According to the latest findings from Northwestern Mutual’s 2021 Planning & Progress Study, the impact of the COVID-19 pandemic has been felt especially hard among the nation’s caregivers.
In fact, one in five (21%) of Americans said that they are currently providing care for someone, and among them, nearly six in ten (59%) said that they have had to take on new or expanded caregiving responsibilities during the pandemic, according to Kamilah Williams-Kemp, vice president, Risk Products, Northwestern Mutual.
More than a quarter (27%) of caregivers said that they do not receive any additional help, Williams-Kemp said.
Other Survey Findings
Of the 73% who said that they receive help, this help is most often from family and friends:
- Family – 53%
- Friends – 25%
- Community groups – 14%
- Health care professionals – 11%
“Caregiving, even in the best of circumstances, poses significant emotional, lifestyle and financial challenges,” Williams-Kemp said. “Layer on top of that a global pandemic, which has disrupted and altered many people’s lives in so many ways, and the toll it is taking on caregivers has spiked.”
Financial Impact On Caregivers
On average, nearly a third (31%) of current caregivers’ monthly budget goes toward providing care. Those costs include professional support, as well as expenses for services caregivers provide themselves.
What’s less apparent in the numbers is the financial uncertainty that providing care can lead to. For example, Williams-Kemp pointed out that 35% of current caregivers are not sure how much of their monthly budget goes toward providing care.
“This is a difficult topic for many families to address, especially ahead of when a caregiving scenario is actually required,” Williams-Kemp said. “But it’s critical that long-term care be part of financial planning conversations.”
Spotlight On Long-Term Care
Increased caregiving responsibilities over the last 20 months have prompted many Americans to pay more attention to long-term care. The study pointed out that a third (34%) of adults have planned for their own long-term care needs.
Among them, more than half (53%) said that the pandemic has changed their views on long-term care. As a result, they have taken specific steps toward preparing for their needs, including:
- Increasing their savings – 46%
- Incorporating long-term care into their financial plan – 39%
- Talking to their financial advisor – 37%
- Purchasing long-term care insurance – 36%
“Planning for long-term care has been thrust onto the financial radar for many Americans during the pandemic,” Williams-Kemp said. “Long-term care coverage provides flexible options for in-home care, in addition to facilities like nursing homes and assisted living centers, giving people access to the type of care that makes the most sense for their unique situation. It’s good to see that a growing number of people are taking action, and hopefully this is the start of what will be a longer-range trend.”

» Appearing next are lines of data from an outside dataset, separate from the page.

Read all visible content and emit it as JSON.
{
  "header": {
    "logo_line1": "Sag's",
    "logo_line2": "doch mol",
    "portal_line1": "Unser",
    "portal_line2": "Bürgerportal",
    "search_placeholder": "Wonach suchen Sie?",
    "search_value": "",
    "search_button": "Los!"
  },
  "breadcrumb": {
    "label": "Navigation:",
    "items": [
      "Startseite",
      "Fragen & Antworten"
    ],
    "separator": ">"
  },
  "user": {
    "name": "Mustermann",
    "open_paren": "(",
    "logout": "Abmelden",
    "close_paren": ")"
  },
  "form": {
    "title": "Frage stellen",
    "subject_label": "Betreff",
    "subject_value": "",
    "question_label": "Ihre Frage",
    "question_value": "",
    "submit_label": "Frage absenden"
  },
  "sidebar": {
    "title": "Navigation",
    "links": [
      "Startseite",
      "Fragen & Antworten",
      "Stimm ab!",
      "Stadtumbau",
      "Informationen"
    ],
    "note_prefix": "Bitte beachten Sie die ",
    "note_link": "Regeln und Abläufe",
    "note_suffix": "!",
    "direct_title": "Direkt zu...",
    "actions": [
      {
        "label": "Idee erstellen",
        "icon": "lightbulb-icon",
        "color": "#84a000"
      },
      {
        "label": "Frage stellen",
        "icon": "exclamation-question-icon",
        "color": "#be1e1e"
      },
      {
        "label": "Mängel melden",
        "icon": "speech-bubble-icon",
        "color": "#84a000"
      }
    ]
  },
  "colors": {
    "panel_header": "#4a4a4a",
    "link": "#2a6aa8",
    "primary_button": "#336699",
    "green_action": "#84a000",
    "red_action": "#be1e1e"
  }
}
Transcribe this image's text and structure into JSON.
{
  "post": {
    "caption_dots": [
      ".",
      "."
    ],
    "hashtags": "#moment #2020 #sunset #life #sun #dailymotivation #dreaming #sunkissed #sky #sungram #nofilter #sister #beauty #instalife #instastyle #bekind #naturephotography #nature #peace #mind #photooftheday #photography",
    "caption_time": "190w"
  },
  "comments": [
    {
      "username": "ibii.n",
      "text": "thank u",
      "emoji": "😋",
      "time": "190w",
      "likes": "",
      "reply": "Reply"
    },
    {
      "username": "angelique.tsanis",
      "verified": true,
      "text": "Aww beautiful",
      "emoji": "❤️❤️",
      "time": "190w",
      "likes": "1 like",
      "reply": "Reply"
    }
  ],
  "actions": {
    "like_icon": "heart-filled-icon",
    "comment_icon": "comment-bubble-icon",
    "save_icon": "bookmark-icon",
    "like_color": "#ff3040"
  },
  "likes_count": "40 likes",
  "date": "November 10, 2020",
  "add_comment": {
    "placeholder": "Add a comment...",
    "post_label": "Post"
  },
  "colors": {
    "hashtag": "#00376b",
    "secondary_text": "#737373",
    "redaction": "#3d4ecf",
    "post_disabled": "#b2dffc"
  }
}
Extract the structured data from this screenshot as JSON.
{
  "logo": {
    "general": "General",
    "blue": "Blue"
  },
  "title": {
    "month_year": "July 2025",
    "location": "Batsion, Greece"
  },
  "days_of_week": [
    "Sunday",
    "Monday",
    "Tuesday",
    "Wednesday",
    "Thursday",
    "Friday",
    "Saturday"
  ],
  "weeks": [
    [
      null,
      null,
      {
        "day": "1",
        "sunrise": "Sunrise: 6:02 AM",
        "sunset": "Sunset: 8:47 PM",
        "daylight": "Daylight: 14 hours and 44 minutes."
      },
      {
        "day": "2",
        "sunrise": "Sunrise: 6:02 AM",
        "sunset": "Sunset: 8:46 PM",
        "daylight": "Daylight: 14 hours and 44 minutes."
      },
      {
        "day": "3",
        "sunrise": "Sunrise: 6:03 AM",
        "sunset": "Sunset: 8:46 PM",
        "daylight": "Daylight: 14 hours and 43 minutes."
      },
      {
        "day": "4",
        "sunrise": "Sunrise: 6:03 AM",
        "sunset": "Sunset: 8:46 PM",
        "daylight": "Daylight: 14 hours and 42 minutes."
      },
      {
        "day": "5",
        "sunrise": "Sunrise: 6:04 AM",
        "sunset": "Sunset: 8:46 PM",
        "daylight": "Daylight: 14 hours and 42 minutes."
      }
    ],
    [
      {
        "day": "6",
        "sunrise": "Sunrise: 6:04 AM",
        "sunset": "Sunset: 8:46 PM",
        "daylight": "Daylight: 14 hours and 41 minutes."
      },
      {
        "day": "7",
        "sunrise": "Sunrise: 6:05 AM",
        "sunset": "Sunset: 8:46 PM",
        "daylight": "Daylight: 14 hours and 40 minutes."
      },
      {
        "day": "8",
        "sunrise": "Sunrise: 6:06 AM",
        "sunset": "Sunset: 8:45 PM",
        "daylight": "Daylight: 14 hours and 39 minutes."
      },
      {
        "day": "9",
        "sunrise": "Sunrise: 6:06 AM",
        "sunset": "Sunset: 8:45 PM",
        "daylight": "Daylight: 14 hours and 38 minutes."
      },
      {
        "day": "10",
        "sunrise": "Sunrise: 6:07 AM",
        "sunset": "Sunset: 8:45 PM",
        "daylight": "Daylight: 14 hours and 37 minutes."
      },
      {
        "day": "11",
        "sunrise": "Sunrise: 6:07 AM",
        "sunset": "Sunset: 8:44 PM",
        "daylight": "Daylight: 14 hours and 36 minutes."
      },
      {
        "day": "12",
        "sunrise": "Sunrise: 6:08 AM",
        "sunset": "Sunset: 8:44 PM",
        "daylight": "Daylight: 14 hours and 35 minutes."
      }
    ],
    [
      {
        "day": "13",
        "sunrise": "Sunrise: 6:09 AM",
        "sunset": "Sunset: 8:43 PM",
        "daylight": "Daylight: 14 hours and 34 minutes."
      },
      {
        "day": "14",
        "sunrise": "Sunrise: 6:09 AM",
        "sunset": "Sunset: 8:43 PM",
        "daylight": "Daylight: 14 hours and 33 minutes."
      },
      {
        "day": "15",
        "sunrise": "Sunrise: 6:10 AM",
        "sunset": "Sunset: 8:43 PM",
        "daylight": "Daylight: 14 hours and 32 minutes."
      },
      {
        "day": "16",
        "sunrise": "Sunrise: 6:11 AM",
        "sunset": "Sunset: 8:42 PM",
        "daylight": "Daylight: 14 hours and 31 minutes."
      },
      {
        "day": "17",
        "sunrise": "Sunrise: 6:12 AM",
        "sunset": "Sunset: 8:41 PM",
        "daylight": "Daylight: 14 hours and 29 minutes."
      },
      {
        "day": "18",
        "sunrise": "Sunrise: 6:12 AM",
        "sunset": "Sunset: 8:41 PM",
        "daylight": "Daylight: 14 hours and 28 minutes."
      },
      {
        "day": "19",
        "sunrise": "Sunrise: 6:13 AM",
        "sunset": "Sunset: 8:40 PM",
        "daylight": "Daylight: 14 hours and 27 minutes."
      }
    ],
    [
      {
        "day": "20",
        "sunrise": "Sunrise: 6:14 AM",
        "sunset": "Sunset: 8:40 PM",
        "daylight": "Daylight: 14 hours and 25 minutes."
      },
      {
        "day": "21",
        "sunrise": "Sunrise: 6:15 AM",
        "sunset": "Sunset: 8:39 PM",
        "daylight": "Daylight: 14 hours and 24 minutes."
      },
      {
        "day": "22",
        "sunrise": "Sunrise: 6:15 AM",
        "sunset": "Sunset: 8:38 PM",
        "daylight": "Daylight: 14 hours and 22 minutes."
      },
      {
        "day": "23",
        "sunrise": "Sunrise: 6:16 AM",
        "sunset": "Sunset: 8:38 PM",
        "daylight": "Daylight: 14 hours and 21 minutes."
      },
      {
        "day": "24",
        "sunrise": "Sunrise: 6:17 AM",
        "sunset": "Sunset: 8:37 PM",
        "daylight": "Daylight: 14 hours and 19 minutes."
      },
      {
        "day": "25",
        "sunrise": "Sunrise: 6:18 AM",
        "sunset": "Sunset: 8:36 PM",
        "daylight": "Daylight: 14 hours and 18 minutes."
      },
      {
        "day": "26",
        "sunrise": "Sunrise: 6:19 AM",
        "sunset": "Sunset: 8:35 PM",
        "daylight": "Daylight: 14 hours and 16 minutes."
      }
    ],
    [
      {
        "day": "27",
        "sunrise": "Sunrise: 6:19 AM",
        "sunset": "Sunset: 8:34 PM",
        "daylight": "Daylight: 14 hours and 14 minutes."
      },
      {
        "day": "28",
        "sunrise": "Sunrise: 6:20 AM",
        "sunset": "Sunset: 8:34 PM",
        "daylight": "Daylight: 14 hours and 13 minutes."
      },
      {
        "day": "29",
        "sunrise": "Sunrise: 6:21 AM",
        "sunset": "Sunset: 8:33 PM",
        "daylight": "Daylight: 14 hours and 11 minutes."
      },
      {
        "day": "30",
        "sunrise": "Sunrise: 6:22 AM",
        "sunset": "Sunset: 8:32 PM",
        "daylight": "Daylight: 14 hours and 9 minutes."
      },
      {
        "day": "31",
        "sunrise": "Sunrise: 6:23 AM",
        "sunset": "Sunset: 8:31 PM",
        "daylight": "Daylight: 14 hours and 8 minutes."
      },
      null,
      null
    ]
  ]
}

Because of the increased caregiving responsibilities brought on by the pandemic, a door has been opened for financial advisors to have meaningful conversations about LTC with their clients and prospects, Williams-Kemp added.
As they meet with them, they can emphasize the fact that LTC can provide them with peace of mind and the ability to prepare for the unexpected. There is no other time than now for advisors to take on this critical role, she said.
The 2021 Planning & Progress Study was conducted by The Harris Poll on behalf of Northwestern Mutual and included 2,320 American adults aged 18 or older who participated in an online survey between March 16–26, 2021.
Ayo Mseka has more than 30 years of experience reporting on the financial-services industry. She formerly served as Editor-In-Chief of NAIFA’s Advisor Today magazine. Contact her at [email protected]